Mary Doyle’s shock breast cancer diagnosis at the age of just 25 would shape her path to federal parliament more than twice as many years later.
The new Labor member for Aston touched on her experience of personal hardship and family tragedy in her first speech to parliament on Thursday morning.
Federal parliament’s newest MP was living in a share house in Melbourne and working at a call centre in 1995 when she found a lump in her right breast, “quite by accident”.
“I thought ‘how strange’ and made an appointment with my GP that morning,” Ms Doyle told the House of Representatives.
“The GP said, ‘it’s probably nothing but we don’t like letting these things go undiagnosed’ and lucky for me, she sent me off for a mammogram and ultrasound.
“The results stated the lump was ‘atypical’, so the GP sent me to a breast specialist who did a fine needle aspiration.”
The next day, the results confirmed she had breast cancer.
Ms Doyle, then 25, said she had “no family history” of cancer.
“I felt like someone had punched me. How can I have cancer? I’m too young – this can’t be real,” she said.
Prime Minister Anthony Albanese hugged new Aston MP Mary Doyle after her maiden speech on Thursday. Picture: NCA NewsWire / Martin Ollman
Cancer treatment meant being off work for at least two months while she recovered, which, as a casual worker, meant no pay.
But Ms Doyle said she was fortunate to live in a country home to Medicare, so she could have the extensive treatment she needed without having to pay “a King’s ransom”.
“Following that, I could access the necessary welfare payments while recovering,” she said.
“Caring for the unwell through Medicare – this is what Labor governments do.”
Ms Doyle said “social security” and “welfare” were not dirty words and both of them existed for a “very good reason”.
“We need to remember what they mean and re-embrace them,” she said.
“For the security of society, for the welfare of people, to help people get back on their feet, and ensure they’re not left behind.”
The new Labor MP, who grew up in public housing and went on to work in the union movement after surviving breast cancer, secured a historic victory in the recent by-election triggered by the resignation of former Liberal cabinet minister Alan Tudge.
She delivered her at-times emotional maiden speech on Thursday with her two children, grand-niece and other family members watching on from the public gallery.
Ma Doyle (centre) pictured with family members Lily Chan (left), Clancy Kost, Lillian Kost and Jamilah Cagney in the courtyard of Parliament House. Picture: NCA NewsWire/ Dylan Robinson
She thanked the people of Aston for their support, recalling a woman she met at an Anzac Day Dawn Service at the Boronia RSL who came up and hugged her and said she and her partner were “so happy” there was now someone in federal parliament who they felt better represented them.
“As we talked about our family lives, I understood what they meant,” Ms Doyle said.

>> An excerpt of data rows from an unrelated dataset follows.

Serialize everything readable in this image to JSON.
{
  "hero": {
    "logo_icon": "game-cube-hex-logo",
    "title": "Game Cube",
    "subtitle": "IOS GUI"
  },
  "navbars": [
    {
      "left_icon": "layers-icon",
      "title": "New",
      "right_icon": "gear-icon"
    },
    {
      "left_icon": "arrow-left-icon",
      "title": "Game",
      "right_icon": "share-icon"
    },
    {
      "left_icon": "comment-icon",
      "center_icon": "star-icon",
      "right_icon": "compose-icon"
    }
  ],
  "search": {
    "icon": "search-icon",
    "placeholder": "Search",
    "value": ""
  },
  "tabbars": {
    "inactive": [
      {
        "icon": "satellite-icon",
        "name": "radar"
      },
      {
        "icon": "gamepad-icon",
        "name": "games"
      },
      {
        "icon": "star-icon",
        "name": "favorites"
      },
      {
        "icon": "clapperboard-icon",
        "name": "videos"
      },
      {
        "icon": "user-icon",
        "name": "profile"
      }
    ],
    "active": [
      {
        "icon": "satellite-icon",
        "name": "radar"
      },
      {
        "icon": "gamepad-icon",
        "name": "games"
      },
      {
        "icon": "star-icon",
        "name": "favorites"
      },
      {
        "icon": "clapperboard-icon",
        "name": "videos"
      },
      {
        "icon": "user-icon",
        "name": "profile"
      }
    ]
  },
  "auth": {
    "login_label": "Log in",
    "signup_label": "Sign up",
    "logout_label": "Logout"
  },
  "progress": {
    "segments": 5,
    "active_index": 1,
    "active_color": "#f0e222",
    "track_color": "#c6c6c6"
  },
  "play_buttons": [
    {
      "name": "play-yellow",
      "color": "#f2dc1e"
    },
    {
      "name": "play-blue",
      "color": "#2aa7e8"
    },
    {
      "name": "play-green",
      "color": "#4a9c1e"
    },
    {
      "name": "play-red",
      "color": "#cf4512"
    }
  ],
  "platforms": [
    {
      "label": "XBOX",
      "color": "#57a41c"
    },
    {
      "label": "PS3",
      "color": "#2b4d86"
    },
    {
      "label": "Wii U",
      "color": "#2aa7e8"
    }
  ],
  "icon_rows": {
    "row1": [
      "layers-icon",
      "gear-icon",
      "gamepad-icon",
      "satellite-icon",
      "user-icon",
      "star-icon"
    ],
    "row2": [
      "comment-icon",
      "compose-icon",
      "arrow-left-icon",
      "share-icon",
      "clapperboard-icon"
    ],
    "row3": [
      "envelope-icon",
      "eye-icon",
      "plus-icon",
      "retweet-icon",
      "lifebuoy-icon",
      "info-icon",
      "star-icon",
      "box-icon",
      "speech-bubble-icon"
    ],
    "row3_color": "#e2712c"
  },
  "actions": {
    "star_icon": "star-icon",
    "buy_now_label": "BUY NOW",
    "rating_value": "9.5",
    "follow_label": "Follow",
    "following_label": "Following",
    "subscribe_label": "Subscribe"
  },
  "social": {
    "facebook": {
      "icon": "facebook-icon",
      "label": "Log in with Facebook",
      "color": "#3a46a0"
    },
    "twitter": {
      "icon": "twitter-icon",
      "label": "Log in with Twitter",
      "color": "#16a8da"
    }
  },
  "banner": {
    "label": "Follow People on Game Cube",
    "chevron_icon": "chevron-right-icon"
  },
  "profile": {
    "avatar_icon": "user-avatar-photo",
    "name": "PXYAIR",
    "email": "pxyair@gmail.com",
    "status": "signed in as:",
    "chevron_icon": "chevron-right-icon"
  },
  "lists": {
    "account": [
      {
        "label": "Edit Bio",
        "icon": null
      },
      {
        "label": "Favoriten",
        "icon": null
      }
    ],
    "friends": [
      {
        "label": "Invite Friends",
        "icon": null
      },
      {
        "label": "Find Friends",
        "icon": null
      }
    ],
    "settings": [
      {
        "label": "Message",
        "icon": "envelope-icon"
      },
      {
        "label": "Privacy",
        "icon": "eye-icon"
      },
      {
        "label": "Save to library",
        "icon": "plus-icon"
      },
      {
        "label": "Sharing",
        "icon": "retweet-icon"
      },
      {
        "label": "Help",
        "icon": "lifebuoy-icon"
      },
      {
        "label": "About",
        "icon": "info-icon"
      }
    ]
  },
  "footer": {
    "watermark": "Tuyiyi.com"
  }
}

Born in 1970 to “a big Catholic family” in Echuca, Ms Doyle is the youngest of nine children born to a father who would go on to struggle with alcoholism and depression.
Ms Doyle described her dad, Ted, as a complicated individual who had his “fair share of demons” but was also a “good judge of character” who had many funny sayings and told “hilarious yarns”.
She also spoke about the tragic deaths of both her sister Carmel and her niece Melanie in 2009 and 2020 respectively, saying she and her family missed them terribly.
Ms Doyle thanked her family and the people of Aston. Picture: NCA NewsWire / Martin Ollman
Ms Doyle teared up as she thanked her mum, Mary, who turns 93 next week and was unable to travel to Parliament House from her aged care home where she is living with dementia.
“I know she would have been so proud of me and would have loved to have witnessed all of this,” she said.
“She went through so much in her life and I have her to thank for being there for me when I needed her.”
Most importantly she said she wanted to thank the “wonderful people of Aston”.
“I confessed at the start of my campaign in 2023, I’m not a seasoned politician, and I still don’t think of myself as a politician,” she said.
“I am a regular type of person, who’s lived the kind of life which mirrors that of many of my constituents.”
Ms Doyle said her backstory was one “riddled with challenges” and families like hers needed good policy and to be taken seriously rather than “a pat on the head and a pitying look”.
“We are not a political football to be kicked around at election time,” she said.
“Those on the other side talk about opportunity while denying families like mine any assistance to grasp those opportunities.”
Ms Doyle wrapped up her speech to applause from the chamber by saying honoured to represent her constituents in Aston and promised she would always put them first.